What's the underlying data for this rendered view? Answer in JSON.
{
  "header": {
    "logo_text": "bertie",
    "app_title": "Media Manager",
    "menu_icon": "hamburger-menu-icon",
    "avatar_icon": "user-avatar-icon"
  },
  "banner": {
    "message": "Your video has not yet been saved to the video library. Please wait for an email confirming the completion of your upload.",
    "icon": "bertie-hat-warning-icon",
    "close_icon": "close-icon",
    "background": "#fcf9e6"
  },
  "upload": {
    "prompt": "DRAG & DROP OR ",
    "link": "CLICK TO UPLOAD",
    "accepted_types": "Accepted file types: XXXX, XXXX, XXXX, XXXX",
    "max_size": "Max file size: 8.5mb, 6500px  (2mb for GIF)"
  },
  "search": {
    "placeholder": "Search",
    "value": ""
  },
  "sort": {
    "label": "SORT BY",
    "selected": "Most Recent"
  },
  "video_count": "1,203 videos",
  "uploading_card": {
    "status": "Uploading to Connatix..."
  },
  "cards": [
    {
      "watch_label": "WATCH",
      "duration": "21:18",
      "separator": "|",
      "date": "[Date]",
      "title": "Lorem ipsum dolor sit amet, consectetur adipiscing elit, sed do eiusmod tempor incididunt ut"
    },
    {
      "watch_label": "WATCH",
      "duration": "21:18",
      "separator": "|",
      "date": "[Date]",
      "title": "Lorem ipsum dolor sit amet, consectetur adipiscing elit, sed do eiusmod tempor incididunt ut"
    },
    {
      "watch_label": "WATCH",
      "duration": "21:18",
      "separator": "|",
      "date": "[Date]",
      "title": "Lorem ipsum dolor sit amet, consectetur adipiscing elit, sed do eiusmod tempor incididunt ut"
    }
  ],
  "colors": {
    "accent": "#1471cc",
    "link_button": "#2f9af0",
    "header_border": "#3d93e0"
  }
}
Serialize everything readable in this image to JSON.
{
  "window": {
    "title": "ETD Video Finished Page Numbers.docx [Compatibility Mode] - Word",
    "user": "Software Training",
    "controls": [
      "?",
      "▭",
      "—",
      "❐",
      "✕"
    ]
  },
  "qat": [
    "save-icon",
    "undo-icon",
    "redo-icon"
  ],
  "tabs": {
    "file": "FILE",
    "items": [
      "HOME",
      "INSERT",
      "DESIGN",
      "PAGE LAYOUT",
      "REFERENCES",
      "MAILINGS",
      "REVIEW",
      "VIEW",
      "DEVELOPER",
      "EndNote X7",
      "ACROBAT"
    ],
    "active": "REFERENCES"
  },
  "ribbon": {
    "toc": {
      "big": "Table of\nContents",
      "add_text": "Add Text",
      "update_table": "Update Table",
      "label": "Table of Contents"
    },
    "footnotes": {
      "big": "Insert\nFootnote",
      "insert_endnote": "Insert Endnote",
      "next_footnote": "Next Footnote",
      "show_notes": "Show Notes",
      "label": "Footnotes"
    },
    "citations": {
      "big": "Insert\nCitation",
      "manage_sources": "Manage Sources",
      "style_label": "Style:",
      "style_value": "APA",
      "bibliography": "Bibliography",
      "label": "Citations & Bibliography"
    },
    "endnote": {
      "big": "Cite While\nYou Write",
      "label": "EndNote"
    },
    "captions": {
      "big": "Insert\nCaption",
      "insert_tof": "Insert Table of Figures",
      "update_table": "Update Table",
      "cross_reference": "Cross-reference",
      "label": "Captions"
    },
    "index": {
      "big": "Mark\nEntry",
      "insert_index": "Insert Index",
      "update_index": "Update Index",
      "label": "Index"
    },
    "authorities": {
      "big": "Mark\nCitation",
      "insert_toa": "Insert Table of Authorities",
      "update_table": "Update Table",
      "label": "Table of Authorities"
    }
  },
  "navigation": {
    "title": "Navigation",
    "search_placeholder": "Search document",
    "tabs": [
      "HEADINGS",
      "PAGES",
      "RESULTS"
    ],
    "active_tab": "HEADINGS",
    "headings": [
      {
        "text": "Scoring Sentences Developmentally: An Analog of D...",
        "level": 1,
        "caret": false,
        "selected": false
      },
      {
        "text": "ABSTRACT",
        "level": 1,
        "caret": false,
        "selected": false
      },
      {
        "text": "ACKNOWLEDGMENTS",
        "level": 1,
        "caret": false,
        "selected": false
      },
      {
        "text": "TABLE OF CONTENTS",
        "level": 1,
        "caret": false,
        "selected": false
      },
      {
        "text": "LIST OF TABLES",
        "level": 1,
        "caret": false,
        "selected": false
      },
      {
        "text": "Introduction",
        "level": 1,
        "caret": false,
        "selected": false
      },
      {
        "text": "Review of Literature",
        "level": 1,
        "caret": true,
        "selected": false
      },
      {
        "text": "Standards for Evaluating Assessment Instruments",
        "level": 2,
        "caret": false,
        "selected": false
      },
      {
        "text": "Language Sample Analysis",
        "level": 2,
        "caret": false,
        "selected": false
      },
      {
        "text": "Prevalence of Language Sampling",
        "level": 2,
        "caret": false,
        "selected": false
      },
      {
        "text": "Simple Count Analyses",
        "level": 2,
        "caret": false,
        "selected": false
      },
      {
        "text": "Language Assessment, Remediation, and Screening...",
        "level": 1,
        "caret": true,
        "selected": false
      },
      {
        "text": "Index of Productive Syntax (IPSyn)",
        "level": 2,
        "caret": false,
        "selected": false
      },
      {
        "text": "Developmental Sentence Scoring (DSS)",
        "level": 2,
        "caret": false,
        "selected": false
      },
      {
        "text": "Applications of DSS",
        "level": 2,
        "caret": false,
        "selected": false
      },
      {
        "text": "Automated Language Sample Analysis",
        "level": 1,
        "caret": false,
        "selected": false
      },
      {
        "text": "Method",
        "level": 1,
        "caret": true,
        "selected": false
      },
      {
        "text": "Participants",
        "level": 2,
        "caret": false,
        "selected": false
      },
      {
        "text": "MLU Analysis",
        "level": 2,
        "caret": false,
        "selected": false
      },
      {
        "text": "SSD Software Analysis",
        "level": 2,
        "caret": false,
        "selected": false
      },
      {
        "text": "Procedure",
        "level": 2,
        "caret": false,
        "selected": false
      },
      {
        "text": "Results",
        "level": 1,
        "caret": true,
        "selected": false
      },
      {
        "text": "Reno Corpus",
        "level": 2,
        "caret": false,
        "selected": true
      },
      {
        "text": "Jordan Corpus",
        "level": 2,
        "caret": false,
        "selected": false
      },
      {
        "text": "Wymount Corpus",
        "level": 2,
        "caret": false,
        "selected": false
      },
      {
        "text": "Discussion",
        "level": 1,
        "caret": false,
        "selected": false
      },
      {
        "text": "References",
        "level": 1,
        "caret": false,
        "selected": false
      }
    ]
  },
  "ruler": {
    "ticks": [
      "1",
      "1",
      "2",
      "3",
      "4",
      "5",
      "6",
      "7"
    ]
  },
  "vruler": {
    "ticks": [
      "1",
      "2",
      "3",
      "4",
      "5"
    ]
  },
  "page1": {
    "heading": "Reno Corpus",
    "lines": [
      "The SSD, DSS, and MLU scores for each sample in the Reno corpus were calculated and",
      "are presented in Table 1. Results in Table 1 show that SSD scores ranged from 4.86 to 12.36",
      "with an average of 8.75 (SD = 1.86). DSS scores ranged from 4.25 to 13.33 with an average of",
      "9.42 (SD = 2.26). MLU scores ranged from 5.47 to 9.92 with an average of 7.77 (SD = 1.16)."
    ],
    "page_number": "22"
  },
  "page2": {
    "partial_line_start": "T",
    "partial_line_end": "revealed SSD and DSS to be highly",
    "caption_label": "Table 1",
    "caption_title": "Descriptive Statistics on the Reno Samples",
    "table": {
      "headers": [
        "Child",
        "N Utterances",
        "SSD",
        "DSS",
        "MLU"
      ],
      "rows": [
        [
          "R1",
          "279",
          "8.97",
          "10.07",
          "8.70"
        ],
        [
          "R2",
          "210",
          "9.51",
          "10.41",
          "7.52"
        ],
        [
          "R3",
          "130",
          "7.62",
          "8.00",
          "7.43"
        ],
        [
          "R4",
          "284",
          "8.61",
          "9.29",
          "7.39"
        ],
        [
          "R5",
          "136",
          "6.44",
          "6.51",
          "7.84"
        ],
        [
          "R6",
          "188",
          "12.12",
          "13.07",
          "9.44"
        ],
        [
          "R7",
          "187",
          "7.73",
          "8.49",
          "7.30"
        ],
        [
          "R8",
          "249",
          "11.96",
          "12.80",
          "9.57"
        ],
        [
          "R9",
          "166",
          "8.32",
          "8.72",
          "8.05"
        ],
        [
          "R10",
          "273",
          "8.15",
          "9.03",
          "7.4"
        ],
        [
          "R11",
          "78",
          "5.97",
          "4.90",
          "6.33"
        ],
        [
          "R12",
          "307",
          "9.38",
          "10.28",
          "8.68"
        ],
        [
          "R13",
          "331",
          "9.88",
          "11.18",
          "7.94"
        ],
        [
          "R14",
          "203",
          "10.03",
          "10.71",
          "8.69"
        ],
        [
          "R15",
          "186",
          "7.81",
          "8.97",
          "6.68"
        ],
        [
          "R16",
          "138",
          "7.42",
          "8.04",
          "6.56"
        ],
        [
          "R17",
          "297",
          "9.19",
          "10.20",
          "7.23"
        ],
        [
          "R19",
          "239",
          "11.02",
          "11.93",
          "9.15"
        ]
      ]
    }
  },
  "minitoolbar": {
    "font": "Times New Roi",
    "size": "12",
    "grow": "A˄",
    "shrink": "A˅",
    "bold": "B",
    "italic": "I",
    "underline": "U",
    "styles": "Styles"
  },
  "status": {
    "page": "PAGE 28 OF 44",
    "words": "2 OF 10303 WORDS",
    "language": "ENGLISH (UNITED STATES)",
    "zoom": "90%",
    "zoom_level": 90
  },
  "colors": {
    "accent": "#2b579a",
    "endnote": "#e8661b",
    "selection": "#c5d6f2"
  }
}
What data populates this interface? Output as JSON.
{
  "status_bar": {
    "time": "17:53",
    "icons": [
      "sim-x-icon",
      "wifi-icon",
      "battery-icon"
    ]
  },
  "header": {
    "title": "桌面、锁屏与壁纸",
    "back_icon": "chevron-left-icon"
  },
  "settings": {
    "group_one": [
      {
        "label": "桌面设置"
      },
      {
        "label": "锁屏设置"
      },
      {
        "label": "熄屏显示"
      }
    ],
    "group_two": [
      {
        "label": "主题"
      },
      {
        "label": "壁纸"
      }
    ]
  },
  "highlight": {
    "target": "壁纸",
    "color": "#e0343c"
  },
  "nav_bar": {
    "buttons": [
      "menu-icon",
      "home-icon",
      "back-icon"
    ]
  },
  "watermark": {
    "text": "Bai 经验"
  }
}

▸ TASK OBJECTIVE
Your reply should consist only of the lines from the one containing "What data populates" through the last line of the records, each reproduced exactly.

▸ EXERCISE RESULT
What data populates this interface? Output as JSON.
{
  "status_bar": {
    "time": "17:53",
    "icons": [
      "sim-x-icon",
      "wifi-icon",
      "battery-icon"
    ]
  },
  "header": {
    "title": "桌面、锁屏与壁纸",
    "back_icon": "chevron-left-icon"
  },
  "settings": {
    "group_one": [
      {
        "label": "桌面设置"
      },
      {
        "label": "锁屏设置"
      },
      {
        "label": "熄屏显示"
      }
    ],
    "group_two": [
      {
        "label": "主题"
      },
      {
        "label": "壁纸"
      }
    ]
  },
  "highlight": {
    "target": "壁纸",
    "color": "#e0343c"
  },
  "nav_bar": {
    "buttons": [
      "menu-icon",
      "home-icon",
      "back-icon"
    ]
  },
  "watermark": {
    "text": "Bai 经验"
  }
}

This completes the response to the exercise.